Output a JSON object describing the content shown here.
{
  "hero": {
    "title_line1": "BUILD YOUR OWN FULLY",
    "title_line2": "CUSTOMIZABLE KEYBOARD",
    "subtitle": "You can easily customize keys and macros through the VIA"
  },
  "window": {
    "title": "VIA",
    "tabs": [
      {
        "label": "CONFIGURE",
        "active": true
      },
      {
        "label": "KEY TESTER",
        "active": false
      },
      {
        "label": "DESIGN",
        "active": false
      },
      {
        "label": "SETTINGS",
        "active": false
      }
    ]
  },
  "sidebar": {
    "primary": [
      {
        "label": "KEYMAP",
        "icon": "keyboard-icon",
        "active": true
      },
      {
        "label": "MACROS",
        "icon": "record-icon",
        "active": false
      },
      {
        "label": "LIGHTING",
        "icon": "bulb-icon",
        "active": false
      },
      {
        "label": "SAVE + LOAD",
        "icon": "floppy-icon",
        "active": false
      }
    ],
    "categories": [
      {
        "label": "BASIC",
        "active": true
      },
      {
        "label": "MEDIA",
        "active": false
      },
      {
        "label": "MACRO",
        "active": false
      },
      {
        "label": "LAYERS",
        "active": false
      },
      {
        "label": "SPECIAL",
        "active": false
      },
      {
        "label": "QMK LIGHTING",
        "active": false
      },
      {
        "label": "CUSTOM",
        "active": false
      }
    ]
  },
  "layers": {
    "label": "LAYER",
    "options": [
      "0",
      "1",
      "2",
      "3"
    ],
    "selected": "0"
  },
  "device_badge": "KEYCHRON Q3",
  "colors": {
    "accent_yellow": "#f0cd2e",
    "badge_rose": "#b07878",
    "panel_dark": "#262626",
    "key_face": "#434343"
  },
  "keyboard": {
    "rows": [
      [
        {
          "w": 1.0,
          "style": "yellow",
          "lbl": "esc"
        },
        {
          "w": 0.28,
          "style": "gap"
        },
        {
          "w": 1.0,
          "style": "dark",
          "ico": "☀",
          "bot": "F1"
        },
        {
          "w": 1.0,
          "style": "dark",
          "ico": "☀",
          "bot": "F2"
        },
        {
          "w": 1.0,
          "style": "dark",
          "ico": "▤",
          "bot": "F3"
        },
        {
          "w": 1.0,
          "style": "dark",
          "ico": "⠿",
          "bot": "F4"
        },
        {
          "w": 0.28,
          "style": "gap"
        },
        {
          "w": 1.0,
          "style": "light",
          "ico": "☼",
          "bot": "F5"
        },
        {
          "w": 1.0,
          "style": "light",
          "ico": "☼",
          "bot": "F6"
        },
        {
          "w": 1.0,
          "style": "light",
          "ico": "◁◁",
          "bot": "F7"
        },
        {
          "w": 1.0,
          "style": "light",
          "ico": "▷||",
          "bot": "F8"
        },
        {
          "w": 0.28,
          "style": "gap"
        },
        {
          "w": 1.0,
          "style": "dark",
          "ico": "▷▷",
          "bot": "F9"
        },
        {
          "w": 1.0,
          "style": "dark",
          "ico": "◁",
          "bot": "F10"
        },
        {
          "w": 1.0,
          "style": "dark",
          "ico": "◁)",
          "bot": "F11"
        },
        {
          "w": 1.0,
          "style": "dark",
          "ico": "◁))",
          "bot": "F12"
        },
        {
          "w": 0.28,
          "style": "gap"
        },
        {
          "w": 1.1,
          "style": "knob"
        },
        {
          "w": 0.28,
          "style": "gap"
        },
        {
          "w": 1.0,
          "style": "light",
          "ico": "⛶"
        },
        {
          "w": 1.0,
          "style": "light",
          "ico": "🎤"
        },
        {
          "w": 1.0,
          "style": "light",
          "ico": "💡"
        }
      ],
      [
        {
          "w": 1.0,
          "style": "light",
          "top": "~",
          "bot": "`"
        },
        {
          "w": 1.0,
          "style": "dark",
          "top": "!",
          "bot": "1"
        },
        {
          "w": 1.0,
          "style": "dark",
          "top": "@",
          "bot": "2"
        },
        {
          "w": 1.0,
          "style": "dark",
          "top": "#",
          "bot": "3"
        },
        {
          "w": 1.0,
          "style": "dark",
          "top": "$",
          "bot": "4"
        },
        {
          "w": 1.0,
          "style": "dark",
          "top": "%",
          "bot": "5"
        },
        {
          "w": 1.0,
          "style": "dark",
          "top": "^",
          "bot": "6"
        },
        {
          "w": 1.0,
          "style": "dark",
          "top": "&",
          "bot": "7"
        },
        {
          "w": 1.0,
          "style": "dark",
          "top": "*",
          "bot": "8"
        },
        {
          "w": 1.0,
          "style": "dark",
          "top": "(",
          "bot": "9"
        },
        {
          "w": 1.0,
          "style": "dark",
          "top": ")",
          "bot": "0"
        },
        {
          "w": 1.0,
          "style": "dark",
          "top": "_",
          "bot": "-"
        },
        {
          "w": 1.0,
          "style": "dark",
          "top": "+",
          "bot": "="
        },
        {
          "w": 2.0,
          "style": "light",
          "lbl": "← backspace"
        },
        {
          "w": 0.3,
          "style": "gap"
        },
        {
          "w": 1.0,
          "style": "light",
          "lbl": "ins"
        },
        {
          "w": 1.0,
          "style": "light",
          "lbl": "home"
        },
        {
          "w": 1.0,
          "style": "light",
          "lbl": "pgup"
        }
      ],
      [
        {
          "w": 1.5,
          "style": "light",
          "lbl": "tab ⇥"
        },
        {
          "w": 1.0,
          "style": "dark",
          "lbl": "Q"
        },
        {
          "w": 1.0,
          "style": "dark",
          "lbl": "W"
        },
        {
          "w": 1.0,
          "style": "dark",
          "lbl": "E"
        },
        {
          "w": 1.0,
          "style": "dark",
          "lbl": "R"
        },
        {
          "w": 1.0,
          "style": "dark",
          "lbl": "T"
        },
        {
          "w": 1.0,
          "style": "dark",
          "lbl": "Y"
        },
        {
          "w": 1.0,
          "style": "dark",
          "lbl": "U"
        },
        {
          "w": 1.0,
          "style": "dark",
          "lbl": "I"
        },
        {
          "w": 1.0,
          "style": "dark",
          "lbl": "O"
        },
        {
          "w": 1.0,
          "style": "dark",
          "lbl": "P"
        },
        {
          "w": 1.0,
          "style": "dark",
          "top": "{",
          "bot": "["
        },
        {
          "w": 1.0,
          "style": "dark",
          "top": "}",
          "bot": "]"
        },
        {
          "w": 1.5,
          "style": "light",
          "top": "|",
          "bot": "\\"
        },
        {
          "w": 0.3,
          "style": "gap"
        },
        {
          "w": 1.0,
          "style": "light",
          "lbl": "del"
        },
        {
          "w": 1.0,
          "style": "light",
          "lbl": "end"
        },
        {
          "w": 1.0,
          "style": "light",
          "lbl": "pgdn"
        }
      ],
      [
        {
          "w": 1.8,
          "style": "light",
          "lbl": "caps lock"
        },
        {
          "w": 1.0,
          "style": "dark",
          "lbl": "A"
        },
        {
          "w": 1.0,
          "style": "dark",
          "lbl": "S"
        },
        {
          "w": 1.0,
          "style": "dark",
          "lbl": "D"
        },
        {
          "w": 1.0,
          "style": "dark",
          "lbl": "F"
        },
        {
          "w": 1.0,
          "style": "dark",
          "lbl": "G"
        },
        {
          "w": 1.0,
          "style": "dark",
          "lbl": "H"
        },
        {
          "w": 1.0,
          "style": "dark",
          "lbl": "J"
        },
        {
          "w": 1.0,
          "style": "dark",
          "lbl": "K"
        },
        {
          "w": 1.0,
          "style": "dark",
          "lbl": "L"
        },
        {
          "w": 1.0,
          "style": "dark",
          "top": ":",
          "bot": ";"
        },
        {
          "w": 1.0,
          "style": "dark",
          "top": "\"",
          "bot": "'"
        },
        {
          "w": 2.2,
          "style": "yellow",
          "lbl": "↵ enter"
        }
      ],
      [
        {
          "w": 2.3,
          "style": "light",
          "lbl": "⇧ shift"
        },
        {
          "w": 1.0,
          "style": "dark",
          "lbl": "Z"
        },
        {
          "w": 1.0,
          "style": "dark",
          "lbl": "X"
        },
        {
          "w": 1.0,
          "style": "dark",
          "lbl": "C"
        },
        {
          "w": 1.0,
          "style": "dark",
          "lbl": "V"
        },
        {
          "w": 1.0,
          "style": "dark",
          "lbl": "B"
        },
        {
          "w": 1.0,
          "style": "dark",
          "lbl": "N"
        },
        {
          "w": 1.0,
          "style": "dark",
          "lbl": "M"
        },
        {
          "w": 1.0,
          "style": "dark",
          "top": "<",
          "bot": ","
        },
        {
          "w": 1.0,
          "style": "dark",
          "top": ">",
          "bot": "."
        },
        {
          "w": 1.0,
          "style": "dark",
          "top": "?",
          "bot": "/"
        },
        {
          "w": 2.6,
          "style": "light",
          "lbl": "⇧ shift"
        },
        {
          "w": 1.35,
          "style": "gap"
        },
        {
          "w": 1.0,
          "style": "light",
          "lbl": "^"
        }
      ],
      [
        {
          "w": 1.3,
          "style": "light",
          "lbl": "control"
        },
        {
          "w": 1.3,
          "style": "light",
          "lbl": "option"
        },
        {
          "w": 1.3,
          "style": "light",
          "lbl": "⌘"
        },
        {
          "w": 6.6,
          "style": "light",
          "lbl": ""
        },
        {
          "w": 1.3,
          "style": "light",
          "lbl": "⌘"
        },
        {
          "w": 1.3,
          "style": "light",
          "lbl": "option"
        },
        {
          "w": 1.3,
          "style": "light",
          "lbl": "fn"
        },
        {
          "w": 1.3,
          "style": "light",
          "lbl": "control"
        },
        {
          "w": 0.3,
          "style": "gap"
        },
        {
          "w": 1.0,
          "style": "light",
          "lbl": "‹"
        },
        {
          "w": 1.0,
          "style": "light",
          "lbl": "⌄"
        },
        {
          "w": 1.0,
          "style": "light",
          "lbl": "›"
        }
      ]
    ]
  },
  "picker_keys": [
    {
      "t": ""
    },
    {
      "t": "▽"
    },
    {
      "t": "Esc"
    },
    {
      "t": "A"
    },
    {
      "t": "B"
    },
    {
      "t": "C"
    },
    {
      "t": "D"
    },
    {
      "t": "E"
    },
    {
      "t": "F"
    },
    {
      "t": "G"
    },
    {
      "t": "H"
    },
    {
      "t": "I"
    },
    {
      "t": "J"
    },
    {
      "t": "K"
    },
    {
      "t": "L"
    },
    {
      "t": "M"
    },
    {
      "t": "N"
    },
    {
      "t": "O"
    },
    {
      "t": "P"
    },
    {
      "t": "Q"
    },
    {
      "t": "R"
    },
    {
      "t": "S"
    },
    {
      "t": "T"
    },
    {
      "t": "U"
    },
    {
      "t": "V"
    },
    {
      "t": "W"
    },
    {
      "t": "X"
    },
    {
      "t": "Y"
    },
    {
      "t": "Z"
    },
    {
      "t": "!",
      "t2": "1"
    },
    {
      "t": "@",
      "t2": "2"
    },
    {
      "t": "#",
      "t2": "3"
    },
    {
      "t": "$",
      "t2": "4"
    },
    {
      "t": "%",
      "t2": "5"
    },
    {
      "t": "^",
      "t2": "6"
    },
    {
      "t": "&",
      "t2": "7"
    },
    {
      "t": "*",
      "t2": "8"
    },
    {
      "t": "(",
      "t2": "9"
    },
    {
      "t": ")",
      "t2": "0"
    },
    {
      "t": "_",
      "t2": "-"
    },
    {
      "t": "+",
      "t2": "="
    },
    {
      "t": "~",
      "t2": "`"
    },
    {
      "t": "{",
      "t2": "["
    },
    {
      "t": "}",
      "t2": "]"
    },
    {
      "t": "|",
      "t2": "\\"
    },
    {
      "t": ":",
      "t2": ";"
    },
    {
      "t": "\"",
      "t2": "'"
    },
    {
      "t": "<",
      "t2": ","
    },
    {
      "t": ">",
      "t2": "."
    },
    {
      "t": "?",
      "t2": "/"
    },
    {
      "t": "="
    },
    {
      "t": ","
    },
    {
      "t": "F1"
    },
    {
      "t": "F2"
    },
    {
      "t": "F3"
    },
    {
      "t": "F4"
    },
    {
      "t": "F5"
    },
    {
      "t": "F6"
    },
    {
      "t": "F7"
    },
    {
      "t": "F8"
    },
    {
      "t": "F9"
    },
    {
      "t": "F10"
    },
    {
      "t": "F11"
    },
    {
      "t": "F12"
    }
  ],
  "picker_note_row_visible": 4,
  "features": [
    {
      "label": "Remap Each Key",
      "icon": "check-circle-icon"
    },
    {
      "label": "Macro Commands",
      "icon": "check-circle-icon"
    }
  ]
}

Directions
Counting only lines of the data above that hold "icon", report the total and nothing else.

Task answer
6